A new publication in Scientific Reports, led by Dr Grant Mackenzie and Professor Beate Kampmann from the Medical Research Council Unit The Gambia at the London School of Hygiene and Tropical Medicine, provides the necessary background information to determine if the introduction of vaccines against Respiratory Syncytial Virus (RSV) could be beneficial in The Gambia.
RSV causes respiratory tract infections in all parts of the world. These infections can be very severe, leading to deaths in young children, especially those with lung conditions and/or born prematurely.
Representative data from sub-Saharan Africa are few, and in order to address the ongoing burden of virus-associated Acute Lower Respiratory Infection (ALRI), and to develop evidence-based vaccination strategies, additional data are needed from low-income settings. Prior to introducing any vaccine, the disease burden needs to be clarified, and this publication provides data on the seasonality and prevalence of important respiratory viruses in The Gambia.
The team conducted monthly population-based surveys in rural Gambia from February to December 2015. Standardized criteria were used to identify and examine children with possible ALRI, who provided nose and throat samples. In addition, stored specimens from 50 children aged 2-23 months, who had previously been enrolled in pneumonia surveillance activities in Basse, were randomly selected to test for respiratory syncytial, parainfluenza (PIV) and influenza viruses.
From the 2385 children with possible ALRI enrolled, 519 samples were randomly selected to look for viral pathogens; over 50% of these samples had at least one virus present. To identify the strains of virus infecting the children, the team partnered with Dr Adam Meijer, Virologist at the National Institute for Public Health and the Environment in The Netherlands. Multiple strains of RSV and influenza viruses were found throughout the year, which contrasts with many other countries where the RSV season is more restricted.
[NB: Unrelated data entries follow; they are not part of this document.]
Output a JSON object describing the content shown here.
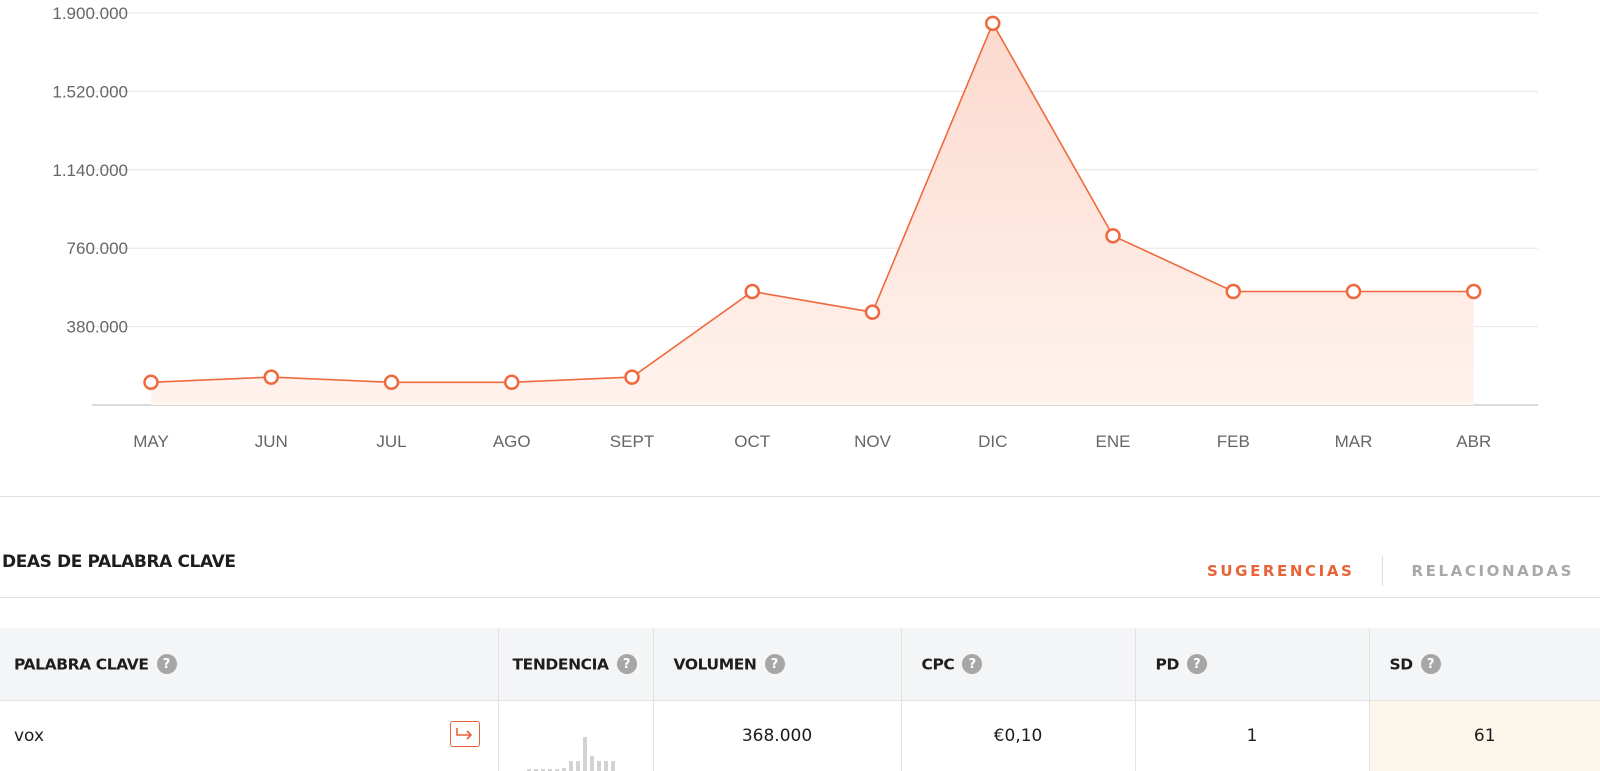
{
  "chart_data": {
    "type": "area",
    "categories": [
      "MAY",
      "JUN",
      "JUL",
      "AGO",
      "SEPT",
      "OCT",
      "NOV",
      "DIC",
      "ENE",
      "FEB",
      "MAR",
      "ABR"
    ],
    "values": [
      110000,
      135000,
      110000,
      110000,
      135000,
      550000,
      450000,
      1850000,
      820000,
      550000,
      550000,
      550000
    ],
    "yticks": [
      "380.000",
      "760.000",
      "1.140.000",
      "1.520.000",
      "1.900.000"
    ],
    "ylim": [
      0,
      1900000
    ],
    "grid": true,
    "colors": {
      "line": "#f0693e",
      "fill_top": "#fcd9cd",
      "fill_bottom": "#fff3ee"
    }
  },
  "section": {
    "title": "DEAS DE PALABRA CLAVE"
  },
  "tabs": [
    {
      "label": "SUGERENCIAS",
      "active": true
    },
    {
      "label": "RELACIONADAS",
      "active": false
    }
  ],
  "table": {
    "columns": {
      "keyword": "PALABRA CLAVE",
      "trend": "TENDENCIA",
      "volume": "VOLUMEN",
      "cpc": "CPC",
      "pd": "PD",
      "sd": "SD"
    },
    "help_glyph": "?",
    "rows": [
      {
        "keyword": "vox",
        "trend_bars": [
          0.05,
          0.05,
          0.05,
          0.05,
          0.05,
          0.1,
          0.3,
          0.3,
          1.0,
          0.45,
          0.3,
          0.3,
          0.3
        ],
        "volume": "368.000",
        "cpc": "€0,10",
        "pd": "1",
        "sd": "61"
      }
    ]
  },
  "icons": {
    "help": "help-circle-icon",
    "go": "arrow-right-into-icon"
  },
  "colors": {
    "accent": "#e8633a",
    "muted": "#a8a8a8",
    "header_bg": "#f4f5f7",
    "sd_bg": "#fdf6ea"
  }
}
RSV was associated with eight times the number of ALRI cases compared to other respiratory viruses.
Dr. Mackenzie from the Disease Control and Elimination Theme at the MRCG at LSHTM, who also leads pneumococcal surveillance in Basse and made available the samples from previous pneumonia studies said: “We are pleased to close a data gap on the origin and seasonality of respiratory disease in children presenting with acute lower respiratory infection, and to gather much more detailed information about circulating strains”.
Dr. Adam Meijer said: “Data on the increased circulation of different influenza viruses twice a year in The Gambia provides important information for decision makers when it comes to The Gambia implementing influenza vaccination and making the choice when to use the northern hemisphere or the southern hemisphere vaccine composition”.
Professor Kampmann, Theme Leader for Vaccines & Immunity at the MRCG at LSHTM and senior investigator of the study said: “As our data confirm, an effective RSV vaccination strategy could have a major impact on the burden of ALRI in The Gambia. Promising candidates of such vaccines are now emerging, and we look forward to be involved in their evaluation.”
This work was supported by grants from the Bill & Melinda Gates Foundation, the UK Medical Research Council (MRC) and UK Department for International Development (DFID), the European and Developing Country Clinical Trial Program 2 (EDCTP2), the Dutch Ministry of Health, Welfare and Sport, and the Vaccines & Immunity theme at MRCG at LSHTM.